Journal of Artificial Intelligence Research

Classification of description logic (DL) ontologies is a key computational problem in modern data management applications, so considerable effort has been devoted to the development and optimisation of practical reasoning calculi. Consequence-based calculi combine ideas from hypertableau and resolution in a way that has proved very effective in practice. However, existing consequence-based calculi can handle either Horn DLs (which do not support disjunction) or DLs without number restrictions. In this paper, we overcome this important limitation and present the first consequence-based calculus for deciding concept subsumption in the DL ALCHIQ+. Our calculus runs in exponential time assuming unary coding of numbers, and on ELH ontologies it runs in polynomial time. The extension to disjunctions and number restrictions is technically involved: we capture the relevant consequences using first-order clauses, and our inference rules adapt paramodulation techniques from first-order theorem proving. By using a well-known preprocessing step, the calculus can also decide concept subsumptions in SRIQ---a rich DL that covers all features of OWL 2 DL apart from nominals and datatypes. We have implemented our calculus in a new reasoner called Sequoia. We present the architecture of our reasoner and discuss several novel and important implementation techniques such as clause indexing and redundancy elimination. Finally, we present the results of an extensive performance evaluation, which revealed Sequoia to be competitive with existing reasoners. Thus, the calculus and the techniques we present in this paper provide an important addition to the repertoire of practical implementation techniques for description logic reasoning.


A Description Logic Framework for Commonsense Conceptual Combination Integrating Typicality, Probabilities and Cognitive Heuristics

arXiv.org Artificial Intelligence

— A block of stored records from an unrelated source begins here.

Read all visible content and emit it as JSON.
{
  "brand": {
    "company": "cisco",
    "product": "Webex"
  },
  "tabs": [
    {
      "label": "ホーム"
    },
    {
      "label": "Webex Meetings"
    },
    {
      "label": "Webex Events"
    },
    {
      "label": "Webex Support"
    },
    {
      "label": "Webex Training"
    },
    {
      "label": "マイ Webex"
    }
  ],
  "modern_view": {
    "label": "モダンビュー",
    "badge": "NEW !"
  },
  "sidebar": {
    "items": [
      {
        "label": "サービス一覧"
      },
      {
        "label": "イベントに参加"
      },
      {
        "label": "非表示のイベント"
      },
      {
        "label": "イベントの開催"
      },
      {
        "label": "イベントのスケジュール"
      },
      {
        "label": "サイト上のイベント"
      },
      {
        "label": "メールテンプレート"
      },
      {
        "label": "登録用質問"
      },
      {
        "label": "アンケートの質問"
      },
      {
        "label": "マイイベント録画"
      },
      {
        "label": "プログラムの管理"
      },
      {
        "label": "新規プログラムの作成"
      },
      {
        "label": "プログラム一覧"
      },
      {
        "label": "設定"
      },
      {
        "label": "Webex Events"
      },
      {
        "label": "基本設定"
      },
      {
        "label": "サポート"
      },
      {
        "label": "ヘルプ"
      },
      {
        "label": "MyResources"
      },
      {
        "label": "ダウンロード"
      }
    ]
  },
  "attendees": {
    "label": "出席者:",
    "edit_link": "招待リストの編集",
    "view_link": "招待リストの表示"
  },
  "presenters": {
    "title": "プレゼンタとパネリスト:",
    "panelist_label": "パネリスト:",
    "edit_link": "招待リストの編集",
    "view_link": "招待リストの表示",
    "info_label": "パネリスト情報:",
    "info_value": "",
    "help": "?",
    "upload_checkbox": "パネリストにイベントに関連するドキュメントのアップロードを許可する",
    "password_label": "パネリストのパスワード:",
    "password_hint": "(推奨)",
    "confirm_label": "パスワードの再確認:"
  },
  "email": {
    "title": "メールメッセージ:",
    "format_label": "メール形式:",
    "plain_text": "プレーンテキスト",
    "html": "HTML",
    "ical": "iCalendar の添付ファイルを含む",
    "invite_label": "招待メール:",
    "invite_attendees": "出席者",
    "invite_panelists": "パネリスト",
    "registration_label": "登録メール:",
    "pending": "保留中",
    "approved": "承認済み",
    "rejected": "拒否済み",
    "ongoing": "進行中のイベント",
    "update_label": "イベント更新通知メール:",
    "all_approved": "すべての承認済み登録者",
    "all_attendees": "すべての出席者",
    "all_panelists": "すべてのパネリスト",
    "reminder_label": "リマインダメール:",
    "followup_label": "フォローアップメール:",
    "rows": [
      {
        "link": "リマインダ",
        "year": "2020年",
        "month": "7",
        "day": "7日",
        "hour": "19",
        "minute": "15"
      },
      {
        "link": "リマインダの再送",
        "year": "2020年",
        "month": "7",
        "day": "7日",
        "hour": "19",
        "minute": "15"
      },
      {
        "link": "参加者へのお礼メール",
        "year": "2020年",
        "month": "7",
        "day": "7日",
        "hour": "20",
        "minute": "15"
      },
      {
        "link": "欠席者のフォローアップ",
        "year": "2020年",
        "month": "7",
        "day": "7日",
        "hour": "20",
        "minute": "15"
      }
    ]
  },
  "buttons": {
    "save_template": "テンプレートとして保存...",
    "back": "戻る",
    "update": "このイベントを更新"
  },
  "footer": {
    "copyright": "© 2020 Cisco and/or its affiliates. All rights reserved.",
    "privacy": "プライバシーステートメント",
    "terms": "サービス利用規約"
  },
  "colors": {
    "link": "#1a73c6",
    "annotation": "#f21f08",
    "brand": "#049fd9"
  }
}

We propose a nonmonotonic Description Logic of typicality able to account for the phenomenon of concept combination of prototypical concepts. The proposed logic relies on the logic of typicality ALC TR, whose semantics is based on the notion of rational closure, as well as on the distributed semantics of probabilistic Description Logics, and is equipped with a cognitive heuristic used by humans for concept composition. We first extend the logic of typicality ALC TR by typicality inclusions whose intuitive meaning is that "there is probability p about the fact that typical Cs are Ds". As in the distributed semantics, we define different scenarios containing only some typicality inclusions, each one having a suitable probability. We then focus on those scenarios whose probabilities belong to a given and fixed range, and we exploit such scenarios in order to ascribe typical properties to a concept C obtained as the combination of two prototypical concepts. We also show that reasoning in the proposed Description Logic is EXPTIME-complete as for the underlying ALC.


Probabilistic DL Reasoning with Pinpointing Formulas: A Prolog-based Approach

arXiv.org Artificial Intelligence

When modeling real world domains we have to deal with information that is incomplete or that comes from sources with different trust levels. This motivates the need for managing uncertainty in the Semantic Web. To this purpose, we introduced a probabilistic semantics, named DISPONTE, in order to combine description logics with probability theory. The probability of a query can be then computed from the set of its explanations by building a Binary Decision Diagram (BDD). The set of explanations can be found using the tableau algorithm, which has to handle non-determinism. Prolog, with its efficient handling of non-determinism, is suitable for implementing the tableau algorithm. TRILL and TRILLP are systems offering a Prolog implementation of the tableau algorithm. TRILLP builds a pinpointing formula, that compactly represents the set of explanations and can be directly translated into a BDD. Both reasoners were shown to outperform state-of-the-art DL reasoners. In this paper, we present an improvement of TRILLP, named TORNADO, in which the BDD is directly built during the construction of the tableau, further speeding up the overall inference process. An experimental comparison shows the effectiveness of TORNADO. All systems can be tried online in the TRILL on SWISH web application at http://trill.ml.unife.it/.